Please reproduce all of the data exactly as it appears, but skip the pictures.

(Collection entries)
.....

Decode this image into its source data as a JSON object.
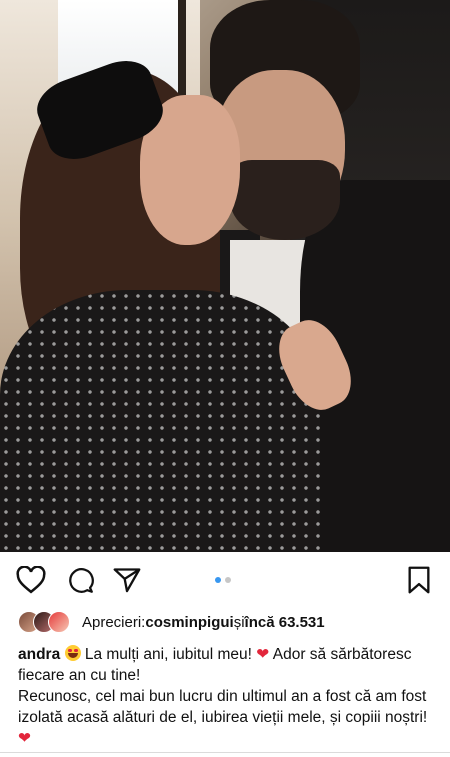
{
  "post": {
    "image_alt": "couple photo",
    "carousel": {
      "count": 2,
      "active": 1
    },
    "likes": {
      "prefix": "Aprecieri: ",
      "user": "cosminpigui",
      "middle": " și ",
      "others": "încă 63.531"
    },
    "caption": {
      "username": "andra",
      "line1_a": " La mulți ani, iubitul meu! ",
      "line1_b": " Ador să sărbătoresc fiecare an cu tine!",
      "line2": "Recunosc, cel mai bun lucru din ultimul an a fost că am fost izolată acasă alături de el, iubirea vieții mele, și copiii noștri! ",
      "heart_emoji": "❤"
    }
  },
  "colors": {
    "accent_blue": "#3897f0",
    "heart_red": "#e2263b"
  },
  "icons": [
    "heart-icon",
    "comment-icon",
    "share-icon",
    "bookmark-icon"
  ]
}
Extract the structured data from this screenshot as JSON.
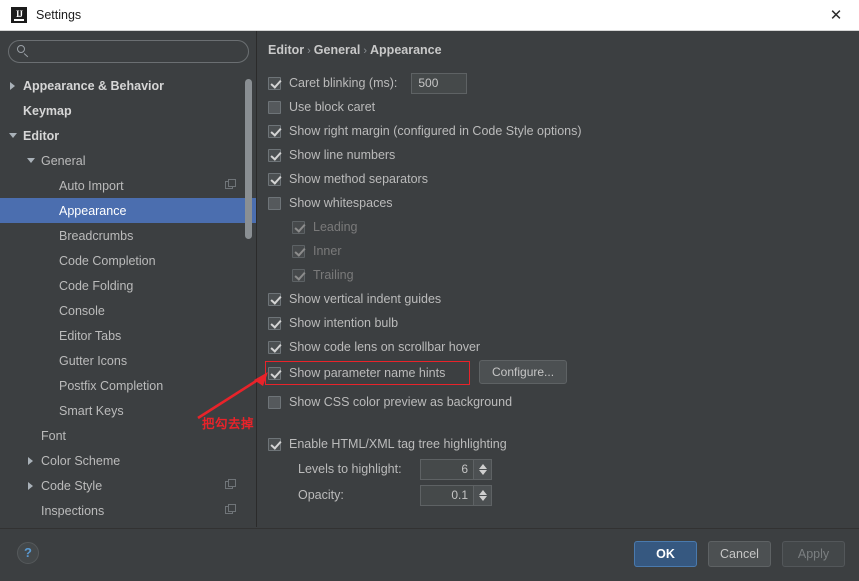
{
  "window": {
    "title": "Settings",
    "logo_icon": "intellij-idea-logo-icon",
    "close_icon": "close-icon"
  },
  "sidebar": {
    "search": {
      "value": "",
      "placeholder": "",
      "icon": "search-icon"
    },
    "items": [
      {
        "label": "Appearance & Behavior",
        "arrow": "right",
        "indent": 0,
        "bold": true,
        "selected": false,
        "icon": null
      },
      {
        "label": "Keymap",
        "arrow": "none",
        "indent": 0,
        "bold": true,
        "selected": false,
        "icon": null
      },
      {
        "label": "Editor",
        "arrow": "down",
        "indent": 0,
        "bold": true,
        "selected": false,
        "icon": null
      },
      {
        "label": "General",
        "arrow": "down",
        "indent": 1,
        "bold": false,
        "selected": false,
        "icon": null
      },
      {
        "label": "Auto Import",
        "arrow": "none",
        "indent": 2,
        "bold": false,
        "selected": false,
        "icon": "copy-icon"
      },
      {
        "label": "Appearance",
        "arrow": "none",
        "indent": 2,
        "bold": false,
        "selected": true,
        "icon": null
      },
      {
        "label": "Breadcrumbs",
        "arrow": "none",
        "indent": 2,
        "bold": false,
        "selected": false,
        "icon": null
      },
      {
        "label": "Code Completion",
        "arrow": "none",
        "indent": 2,
        "bold": false,
        "selected": false,
        "icon": null
      },
      {
        "label": "Code Folding",
        "arrow": "none",
        "indent": 2,
        "bold": false,
        "selected": false,
        "icon": null
      },
      {
        "label": "Console",
        "arrow": "none",
        "indent": 2,
        "bold": false,
        "selected": false,
        "icon": null
      },
      {
        "label": "Editor Tabs",
        "arrow": "none",
        "indent": 2,
        "bold": false,
        "selected": false,
        "icon": null
      },
      {
        "label": "Gutter Icons",
        "arrow": "none",
        "indent": 2,
        "bold": false,
        "selected": false,
        "icon": null
      },
      {
        "label": "Postfix Completion",
        "arrow": "none",
        "indent": 2,
        "bold": false,
        "selected": false,
        "icon": null
      },
      {
        "label": "Smart Keys",
        "arrow": "none",
        "indent": 2,
        "bold": false,
        "selected": false,
        "icon": null
      },
      {
        "label": "Font",
        "arrow": "none",
        "indent": 1,
        "bold": false,
        "selected": false,
        "icon": null
      },
      {
        "label": "Color Scheme",
        "arrow": "right",
        "indent": 1,
        "bold": false,
        "selected": false,
        "icon": null
      },
      {
        "label": "Code Style",
        "arrow": "right",
        "indent": 1,
        "bold": false,
        "selected": false,
        "icon": "copy-icon"
      },
      {
        "label": "Inspections",
        "arrow": "none",
        "indent": 1,
        "bold": false,
        "selected": false,
        "icon": "copy-icon"
      }
    ],
    "scrollbar": "vertical-scrollbar"
  },
  "main": {
    "breadcrumb": {
      "parts": [
        "Editor",
        "General",
        "Appearance"
      ],
      "separator": "›"
    },
    "options": [
      {
        "label": "Caret blinking (ms):",
        "checked": true,
        "enabled": true,
        "indent": 0
      },
      {
        "label": "Use block caret",
        "checked": false,
        "enabled": true,
        "indent": 0
      },
      {
        "label": "Show right margin (configured in Code Style options)",
        "checked": true,
        "enabled": true,
        "indent": 0
      },
      {
        "label": "Show line numbers",
        "checked": true,
        "enabled": true,
        "indent": 0
      },
      {
        "label": "Show method separators",
        "checked": true,
        "enabled": true,
        "indent": 0
      },
      {
        "label": "Show whitespaces",
        "checked": false,
        "enabled": true,
        "indent": 0
      },
      {
        "label": "Leading",
        "checked": true,
        "enabled": false,
        "indent": 1
      },
      {
        "label": "Inner",
        "checked": true,
        "enabled": false,
        "indent": 1
      },
      {
        "label": "Trailing",
        "checked": true,
        "enabled": false,
        "indent": 1
      },
      {
        "label": "Show vertical indent guides",
        "checked": true,
        "enabled": true,
        "indent": 0
      },
      {
        "label": "Show intention bulb",
        "checked": true,
        "enabled": true,
        "indent": 0
      },
      {
        "label": "Show code lens on scrollbar hover",
        "checked": true,
        "enabled": true,
        "indent": 0
      },
      {
        "label": "Show parameter name hints",
        "checked": true,
        "enabled": true,
        "indent": 0
      },
      {
        "label": "Show CSS color preview as background",
        "checked": false,
        "enabled": true,
        "indent": 0
      },
      {
        "label": "Enable HTML/XML tag tree highlighting",
        "checked": true,
        "enabled": true,
        "indent": 0
      }
    ],
    "caret_blinking_value": "500",
    "configure_label": "Configure...",
    "levels_label": "Levels to highlight:",
    "levels_value": "6",
    "opacity_label": "Opacity:",
    "opacity_value": "0.1"
  },
  "annotation": {
    "text": "把勾去掉",
    "color": "#e8232a",
    "target": "Show parameter name hints"
  },
  "footer": {
    "help_label": "?",
    "ok_label": "OK",
    "cancel_label": "Cancel",
    "apply_label": "Apply"
  },
  "colors": {
    "background": "#3c3f41",
    "selection": "#4b6eaf",
    "accent": "#365880",
    "annotation": "#e8232a",
    "titlebar": "#ffffff"
  }
}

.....

▶ _ANSWER SPACE_
Decode this image into its source data as a JSON object.
{
  "post": {
    "image_alt": "couple photo",
    "carousel": {
      "count": 2,
      "active": 1
    },
    "likes": {
      "prefix": "Aprecieri: ",
      "user": "cosminpigui",
      "middle": " și ",
      "others": "încă 63.531"
    },
    "caption": {
      "username": "andra",
      "line1_a": " La mulți ani, iubitul meu! ",
      "line1_b": " Ador să sărbătoresc fiecare an cu tine!",
      "line2": "Recunosc, cel mai bun lucru din ultimul an a fost că am fost izolată acasă alături de el, iubirea vieții mele, și copiii noștri! ",
      "heart_emoji": "❤"
    }
  },
  "colors": {
    "accent_blue": "#3897f0",
    "heart_red": "#e2263b"
  },
  "icons": [
    "heart-icon",
    "comment-icon",
    "share-icon",
    "bookmark-icon"
  ]
}
Extract the structured data from this screenshot as JSON.
{
  "window": {
    "title": "Settings",
    "logo_icon": "intellij-idea-logo-icon",
    "close_icon": "close-icon"
  },
  "sidebar": {
    "search": {
      "value": "",
      "placeholder": "",
      "icon": "search-icon"
    },
    "items": [
      {
        "label": "Appearance & Behavior",
        "arrow": "right",
        "indent": 0,
        "bold": true,
        "selected": false,
        "icon": null
      },
      {
        "label": "Keymap",
        "arrow": "none",
        "indent": 0,
        "bold": true,
        "selected": false,
        "icon": null
      },
      {
        "label": "Editor",
        "arrow": "down",
        "indent": 0,
        "bold": true,
        "selected": false,
        "icon": null
      },
      {
        "label": "General",
        "arrow": "down",
        "indent": 1,
        "bold": false,
        "selected": false,
        "icon": null
      },
      {
        "label": "Auto Import",
        "arrow": "none",
        "indent": 2,
        "bold": false,
        "selected": false,
        "icon": "copy-icon"
      },
      {
        "label": "Appearance",
        "arrow": "none",
        "indent": 2,
        "bold": false,
        "selected": true,
        "icon": null
      },
      {
        "label": "Breadcrumbs",
        "arrow": "none",
        "indent": 2,
        "bold": false,
        "selected": false,
        "icon": null
      },
      {
        "label": "Code Completion",
        "arrow": "none",
        "indent": 2,
        "bold": false,
        "selected": false,
        "icon": null
      },
      {
        "label": "Code Folding",
        "arrow": "none",
        "indent": 2,
        "bold": false,
        "selected": false,
        "icon": null
      },
      {
        "label": "Console",
        "arrow": "none",
        "indent": 2,
        "bold": false,
        "selected": false,
        "icon": null
      },
      {
        "label": "Editor Tabs",
        "arrow": "none",
        "indent": 2,
        "bold": false,
        "selected": false,
        "icon": null
      },
      {
        "label": "Gutter Icons",
        "arrow": "none",
        "indent": 2,
        "bold": false,
        "selected": false,
        "icon": null
      },
      {
        "label": "Postfix Completion",
        "arrow": "none",
        "indent": 2,
        "bold": false,
        "selected": false,
        "icon": null
      },
      {
        "label": "Smart Keys",
        "arrow": "none",
        "indent": 2,
        "bold": false,
        "selected": false,
        "icon": null
      },
      {
        "label": "Font",
        "arrow": "none",
        "indent": 1,
        "bold": false,
        "selected": false,
        "icon": null
      },
      {
        "label": "Color Scheme",
        "arrow": "right",
        "indent": 1,
        "bold": false,
        "selected": false,
        "icon": null
      },
      {
        "label": "Code Style",
        "arrow": "right",
        "indent": 1,
        "bold": false,
        "selected": false,
        "icon": "copy-icon"
      },
      {
        "label": "Inspections",
        "arrow": "none",
        "indent": 1,
        "bold": false,
        "selected": false,
        "icon": "copy-icon"
      }
    ],
    "scrollbar": "vertical-scrollbar"
  },
  "main": {
    "breadcrumb": {
      "parts": [
        "Editor",
        "General",
        "Appearance"
      ],
      "separator": "›"
    },
    "options": [
      {
        "label": "Caret blinking (ms):",
        "checked": true,
        "enabled": true,
        "indent": 0
      },
      {
        "label": "Use block caret",
        "checked": false,
        "enabled": true,
        "indent": 0
      },
      {
        "label": "Show right margin (configured in Code Style options)",
        "checked": true,
        "enabled": true,
        "indent": 0
      },
      {
        "label": "Show line numbers",
        "checked": true,
        "enabled": true,
        "indent": 0
      },
      {
        "label": "Show method separators",
        "checked": true,
        "enabled": true,
        "indent": 0
      },
      {
        "label": "Show whitespaces",
        "checked": false,
        "enabled": true,
        "indent": 0
      },
      {
        "label": "Leading",
        "checked": true,
        "enabled": false,
        "indent": 1
      },
      {
        "label": "Inner",
        "checked": true,
        "enabled": false,
        "indent": 1
      },
      {
        "label": "Trailing",
        "checked": true,
        "enabled": false,
        "indent": 1
      },
      {
        "label": "Show vertical indent guides",
        "checked": true,
        "enabled": true,
        "indent": 0
      },
      {
        "label": "Show intention bulb",
        "checked": true,
        "enabled": true,
        "indent": 0
      },
      {
        "label": "Show code lens on scrollbar hover",
        "checked": true,
        "enabled": true,
        "indent": 0
      },
      {
        "label": "Show parameter name hints",
        "checked": true,
        "enabled": true,
        "indent": 0
      },
      {
        "label": "Show CSS color preview as background",
        "checked": false,
        "enabled": true,
        "indent": 0
      },
      {
        "label": "Enable HTML/XML tag tree highlighting",
        "checked": true,
        "enabled": true,
        "indent": 0
      }
    ],
    "caret_blinking_value": "500",
    "configure_label": "Configure...",
    "levels_label": "Levels to highlight:",
    "levels_value": "6",
    "opacity_label": "Opacity:",
    "opacity_value": "0.1"
  },
  "annotation": {
    "text": "把勾去掉",
    "color": "#e8232a",
    "target": "Show parameter name hints"
  },
  "footer": {
    "help_label": "?",
    "ok_label": "OK",
    "cancel_label": "Cancel",
    "apply_label": "Apply"
  },
  "colors": {
    "background": "#3c3f41",
    "selection": "#4b6eaf",
    "accent": "#365880",
    "annotation": "#e8232a",
    "titlebar": "#ffffff"
  }
}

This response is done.